WORK REQUIRED: Reproduce each entry below in full, exactly as it was given.

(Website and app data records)
________________________________________
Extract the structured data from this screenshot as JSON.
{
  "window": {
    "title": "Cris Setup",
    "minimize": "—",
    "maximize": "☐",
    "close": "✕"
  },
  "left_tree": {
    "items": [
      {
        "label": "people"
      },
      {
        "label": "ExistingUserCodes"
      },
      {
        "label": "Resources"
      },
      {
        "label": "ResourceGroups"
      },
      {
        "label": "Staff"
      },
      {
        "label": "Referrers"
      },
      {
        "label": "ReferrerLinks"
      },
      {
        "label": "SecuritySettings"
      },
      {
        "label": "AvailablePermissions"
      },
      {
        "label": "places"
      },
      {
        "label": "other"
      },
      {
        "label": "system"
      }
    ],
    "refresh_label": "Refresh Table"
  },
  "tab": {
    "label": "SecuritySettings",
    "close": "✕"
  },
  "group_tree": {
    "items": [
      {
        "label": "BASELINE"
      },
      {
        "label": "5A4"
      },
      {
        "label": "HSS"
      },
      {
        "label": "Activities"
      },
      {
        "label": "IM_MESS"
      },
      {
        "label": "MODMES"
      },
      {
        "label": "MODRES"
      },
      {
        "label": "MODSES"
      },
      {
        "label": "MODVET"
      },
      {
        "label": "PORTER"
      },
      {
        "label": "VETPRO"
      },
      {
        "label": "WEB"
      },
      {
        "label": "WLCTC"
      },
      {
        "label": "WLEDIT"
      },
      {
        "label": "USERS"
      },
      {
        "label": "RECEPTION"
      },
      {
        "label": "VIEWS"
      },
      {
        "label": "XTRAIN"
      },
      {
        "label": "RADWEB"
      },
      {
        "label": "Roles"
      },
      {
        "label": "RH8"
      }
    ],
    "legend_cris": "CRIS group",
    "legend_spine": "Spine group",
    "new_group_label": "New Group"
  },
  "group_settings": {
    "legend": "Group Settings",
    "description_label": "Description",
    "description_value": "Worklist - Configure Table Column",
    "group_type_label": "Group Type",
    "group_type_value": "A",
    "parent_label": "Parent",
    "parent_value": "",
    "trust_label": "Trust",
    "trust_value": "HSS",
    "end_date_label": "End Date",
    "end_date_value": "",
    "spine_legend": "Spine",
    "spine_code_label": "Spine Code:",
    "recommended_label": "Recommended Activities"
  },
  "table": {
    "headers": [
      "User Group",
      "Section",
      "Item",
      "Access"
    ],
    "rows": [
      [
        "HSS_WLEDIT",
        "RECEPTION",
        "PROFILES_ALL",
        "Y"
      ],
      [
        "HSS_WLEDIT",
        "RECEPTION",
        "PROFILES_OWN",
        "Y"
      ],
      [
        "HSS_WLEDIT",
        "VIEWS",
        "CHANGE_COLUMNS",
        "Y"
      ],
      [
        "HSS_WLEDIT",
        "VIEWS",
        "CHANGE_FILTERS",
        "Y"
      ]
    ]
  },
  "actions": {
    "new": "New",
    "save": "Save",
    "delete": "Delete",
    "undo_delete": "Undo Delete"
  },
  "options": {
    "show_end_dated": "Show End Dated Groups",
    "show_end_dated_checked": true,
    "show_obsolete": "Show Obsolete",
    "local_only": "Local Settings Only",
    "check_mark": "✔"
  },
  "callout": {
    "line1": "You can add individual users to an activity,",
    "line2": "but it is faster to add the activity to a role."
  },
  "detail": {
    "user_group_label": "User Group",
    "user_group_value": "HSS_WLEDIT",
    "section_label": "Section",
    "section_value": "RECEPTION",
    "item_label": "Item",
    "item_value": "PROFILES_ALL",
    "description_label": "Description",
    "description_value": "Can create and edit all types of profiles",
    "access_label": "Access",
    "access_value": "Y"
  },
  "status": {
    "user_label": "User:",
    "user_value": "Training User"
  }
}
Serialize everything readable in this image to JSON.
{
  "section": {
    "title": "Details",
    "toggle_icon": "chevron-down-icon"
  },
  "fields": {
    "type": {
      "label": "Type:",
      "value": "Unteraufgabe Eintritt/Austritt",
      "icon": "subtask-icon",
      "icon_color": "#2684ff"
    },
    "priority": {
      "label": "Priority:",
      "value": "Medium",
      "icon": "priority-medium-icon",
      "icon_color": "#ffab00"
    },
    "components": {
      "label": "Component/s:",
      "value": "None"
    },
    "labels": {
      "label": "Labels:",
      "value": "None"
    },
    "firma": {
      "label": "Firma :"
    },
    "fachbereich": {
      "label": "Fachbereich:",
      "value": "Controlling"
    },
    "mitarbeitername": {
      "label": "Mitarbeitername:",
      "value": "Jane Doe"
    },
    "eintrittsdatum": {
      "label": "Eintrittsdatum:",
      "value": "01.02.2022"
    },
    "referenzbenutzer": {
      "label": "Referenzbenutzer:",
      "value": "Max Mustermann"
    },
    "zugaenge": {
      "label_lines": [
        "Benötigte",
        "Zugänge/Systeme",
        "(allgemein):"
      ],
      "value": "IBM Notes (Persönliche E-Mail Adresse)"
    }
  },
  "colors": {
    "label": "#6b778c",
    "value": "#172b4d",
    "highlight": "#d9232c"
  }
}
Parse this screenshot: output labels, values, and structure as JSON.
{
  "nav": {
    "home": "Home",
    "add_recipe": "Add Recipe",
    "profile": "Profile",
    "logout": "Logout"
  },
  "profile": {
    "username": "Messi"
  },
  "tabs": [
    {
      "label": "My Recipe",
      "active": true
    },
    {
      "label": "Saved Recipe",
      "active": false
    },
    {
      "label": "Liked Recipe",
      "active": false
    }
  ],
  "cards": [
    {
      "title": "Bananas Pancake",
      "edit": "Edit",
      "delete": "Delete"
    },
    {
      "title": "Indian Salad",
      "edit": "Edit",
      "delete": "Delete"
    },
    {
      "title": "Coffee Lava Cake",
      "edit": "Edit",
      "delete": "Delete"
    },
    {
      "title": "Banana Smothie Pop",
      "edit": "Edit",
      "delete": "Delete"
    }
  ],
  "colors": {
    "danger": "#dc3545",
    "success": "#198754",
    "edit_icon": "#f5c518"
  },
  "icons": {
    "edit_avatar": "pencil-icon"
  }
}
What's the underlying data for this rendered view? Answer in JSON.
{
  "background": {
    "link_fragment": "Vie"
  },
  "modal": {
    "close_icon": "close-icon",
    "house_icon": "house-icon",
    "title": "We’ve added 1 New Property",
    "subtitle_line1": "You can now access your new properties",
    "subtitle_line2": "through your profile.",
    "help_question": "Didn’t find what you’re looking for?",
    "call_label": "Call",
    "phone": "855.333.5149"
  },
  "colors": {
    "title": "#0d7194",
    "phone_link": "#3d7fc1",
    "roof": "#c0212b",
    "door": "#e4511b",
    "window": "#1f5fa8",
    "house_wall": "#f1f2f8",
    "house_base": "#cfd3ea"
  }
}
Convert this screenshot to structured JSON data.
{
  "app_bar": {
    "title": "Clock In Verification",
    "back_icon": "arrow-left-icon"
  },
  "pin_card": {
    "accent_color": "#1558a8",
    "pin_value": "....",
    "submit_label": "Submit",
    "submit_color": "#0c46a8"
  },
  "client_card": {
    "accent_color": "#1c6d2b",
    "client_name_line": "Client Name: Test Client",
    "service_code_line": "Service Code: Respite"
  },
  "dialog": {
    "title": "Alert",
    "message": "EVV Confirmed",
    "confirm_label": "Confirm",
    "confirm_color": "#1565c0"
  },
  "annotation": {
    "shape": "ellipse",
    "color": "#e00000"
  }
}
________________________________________
ANSWER TO THE PROBLEM:
Extract the structured data from this screenshot as JSON.
{
  "window": {
    "title": "Cris Setup",
    "minimize": "—",
    "maximize": "☐",
    "close": "✕"
  },
  "left_tree": {
    "items": [
      {
        "label": "people"
      },
      {
        "label": "ExistingUserCodes"
      },
      {
        "label": "Resources"
      },
      {
        "label": "ResourceGroups"
      },
      {
        "label": "Staff"
      },
      {
        "label": "Referrers"
      },
      {
        "label": "ReferrerLinks"
      },
      {
        "label": "SecuritySettings"
      },
      {
        "label": "AvailablePermissions"
      },
      {
        "label": "places"
      },
      {
        "label": "other"
      },
      {
        "label": "system"
      }
    ],
    "refresh_label": "Refresh Table"
  },
  "tab": {
    "label": "SecuritySettings",
    "close": "✕"
  },
  "group_tree": {
    "items": [
      {
        "label": "BASELINE"
      },
      {
        "label": "5A4"
      },
      {
        "label": "HSS"
      },
      {
        "label": "Activities"
      },
      {
        "label": "IM_MESS"
      },
      {
        "label": "MODMES"
      },
      {
        "label": "MODRES"
      },
      {
        "label": "MODSES"
      },
      {
        "label": "MODVET"
      },
      {
        "label": "PORTER"
      },
      {
        "label": "VETPRO"
      },
      {
        "label": "WEB"
      },
      {
        "label": "WLCTC"
      },
      {
        "label": "WLEDIT"
      },
      {
        "label": "USERS"
      },
      {
        "label": "RECEPTION"
      },
      {
        "label": "VIEWS"
      },
      {
        "label": "XTRAIN"
      },
      {
        "label": "RADWEB"
      },
      {
        "label": "Roles"
      },
      {
        "label": "RH8"
      }
    ],
    "legend_cris": "CRIS group",
    "legend_spine": "Spine group",
    "new_group_label": "New Group"
  },
  "group_settings": {
    "legend": "Group Settings",
    "description_label": "Description",
    "description_value": "Worklist - Configure Table Column",
    "group_type_label": "Group Type",
    "group_type_value": "A",
    "parent_label": "Parent",
    "parent_value": "",
    "trust_label": "Trust",
    "trust_value": "HSS",
    "end_date_label": "End Date",
    "end_date_value": "",
    "spine_legend": "Spine",
    "spine_code_label": "Spine Code:",
    "recommended_label": "Recommended Activities"
  },
  "table": {
    "headers": [
      "User Group",
      "Section",
      "Item",
      "Access"
    ],
    "rows": [
      [
        "HSS_WLEDIT",
        "RECEPTION",
        "PROFILES_ALL",
        "Y"
      ],
      [
        "HSS_WLEDIT",
        "RECEPTION",
        "PROFILES_OWN",
        "Y"
      ],
      [
        "HSS_WLEDIT",
        "VIEWS",
        "CHANGE_COLUMNS",
        "Y"
      ],
      [
        "HSS_WLEDIT",
        "VIEWS",
        "CHANGE_FILTERS",
        "Y"
      ]
    ]
  },
  "actions": {
    "new": "New",
    "save": "Save",
    "delete": "Delete",
    "undo_delete": "Undo Delete"
  },
  "options": {
    "show_end_dated": "Show End Dated Groups",
    "show_end_dated_checked": true,
    "show_obsolete": "Show Obsolete",
    "local_only": "Local Settings Only",
    "check_mark": "✔"
  },
  "callout": {
    "line1": "You can add individual users to an activity,",
    "line2": "but it is faster to add the activity to a role."
  },
  "detail": {
    "user_group_label": "User Group",
    "user_group_value": "HSS_WLEDIT",
    "section_label": "Section",
    "section_value": "RECEPTION",
    "item_label": "Item",
    "item_value": "PROFILES_ALL",
    "description_label": "Description",
    "description_value": "Can create and edit all types of profiles",
    "access_label": "Access",
    "access_value": "Y"
  },
  "status": {
    "user_label": "User:",
    "user_value": "Training User"
  }
}
Serialize everything readable in this image to JSON.
{
  "section": {
    "title": "Details",
    "toggle_icon": "chevron-down-icon"
  },
  "fields": {
    "type": {
      "label": "Type:",
      "value": "Unteraufgabe Eintritt/Austritt",
      "icon": "subtask-icon",
      "icon_color": "#2684ff"
    },
    "priority": {
      "label": "Priority:",
      "value": "Medium",
      "icon": "priority-medium-icon",
      "icon_color": "#ffab00"
    },
    "components": {
      "label": "Component/s:",
      "value": "None"
    },
    "labels": {
      "label": "Labels:",
      "value": "None"
    },
    "firma": {
      "label": "Firma :"
    },
    "fachbereich": {
      "label": "Fachbereich:",
      "value": "Controlling"
    },
    "mitarbeitername": {
      "label": "Mitarbeitername:",
      "value": "Jane Doe"
    },
    "eintrittsdatum": {
      "label": "Eintrittsdatum:",
      "value": "01.02.2022"
    },
    "referenzbenutzer": {
      "label": "Referenzbenutzer:",
      "value": "Max Mustermann"
    },
    "zugaenge": {
      "label_lines": [
        "Benötigte",
        "Zugänge/Systeme",
        "(allgemein):"
      ],
      "value": "IBM Notes (Persönliche E-Mail Adresse)"
    }
  },
  "colors": {
    "label": "#6b778c",
    "value": "#172b4d",
    "highlight": "#d9232c"
  }
}
Parse this screenshot: output labels, values, and structure as JSON.
{
  "nav": {
    "home": "Home",
    "add_recipe": "Add Recipe",
    "profile": "Profile",
    "logout": "Logout"
  },
  "profile": {
    "username": "Messi"
  },
  "tabs": [
    {
      "label": "My Recipe",
      "active": true
    },
    {
      "label": "Saved Recipe",
      "active": false
    },
    {
      "label": "Liked Recipe",
      "active": false
    }
  ],
  "cards": [
    {
      "title": "Bananas Pancake",
      "edit": "Edit",
      "delete": "Delete"
    },
    {
      "title": "Indian Salad",
      "edit": "Edit",
      "delete": "Delete"
    },
    {
      "title": "Coffee Lava Cake",
      "edit": "Edit",
      "delete": "Delete"
    },
    {
      "title": "Banana Smothie Pop",
      "edit": "Edit",
      "delete": "Delete"
    }
  ],
  "colors": {
    "danger": "#dc3545",
    "success": "#198754",
    "edit_icon": "#f5c518"
  },
  "icons": {
    "edit_avatar": "pencil-icon"
  }
}
What's the underlying data for this rendered view? Answer in JSON.
{
  "background": {
    "link_fragment": "Vie"
  },
  "modal": {
    "close_icon": "close-icon",
    "house_icon": "house-icon",
    "title": "We’ve added 1 New Property",
    "subtitle_line1": "You can now access your new properties",
    "subtitle_line2": "through your profile.",
    "help_question": "Didn’t find what you’re looking for?",
    "call_label": "Call",
    "phone": "855.333.5149"
  },
  "colors": {
    "title": "#0d7194",
    "phone_link": "#3d7fc1",
    "roof": "#c0212b",
    "door": "#e4511b",
    "window": "#1f5fa8",
    "house_wall": "#f1f2f8",
    "house_base": "#cfd3ea"
  }
}
Convert this screenshot to structured JSON data.
{
  "app_bar": {
    "title": "Clock In Verification",
    "back_icon": "arrow-left-icon"
  },
  "pin_card": {
    "accent_color": "#1558a8",
    "pin_value": "....",
    "submit_label": "Submit",
    "submit_color": "#0c46a8"
  },
  "client_card": {
    "accent_color": "#1c6d2b",
    "client_name_line": "Client Name: Test Client",
    "service_code_line": "Service Code: Respite"
  },
  "dialog": {
    "title": "Alert",
    "message": "EVV Confirmed",
    "confirm_label": "Confirm",
    "confirm_color": "#1565c0"
  },
  "annotation": {
    "shape": "ellipse",
    "color": "#e00000"
  }
}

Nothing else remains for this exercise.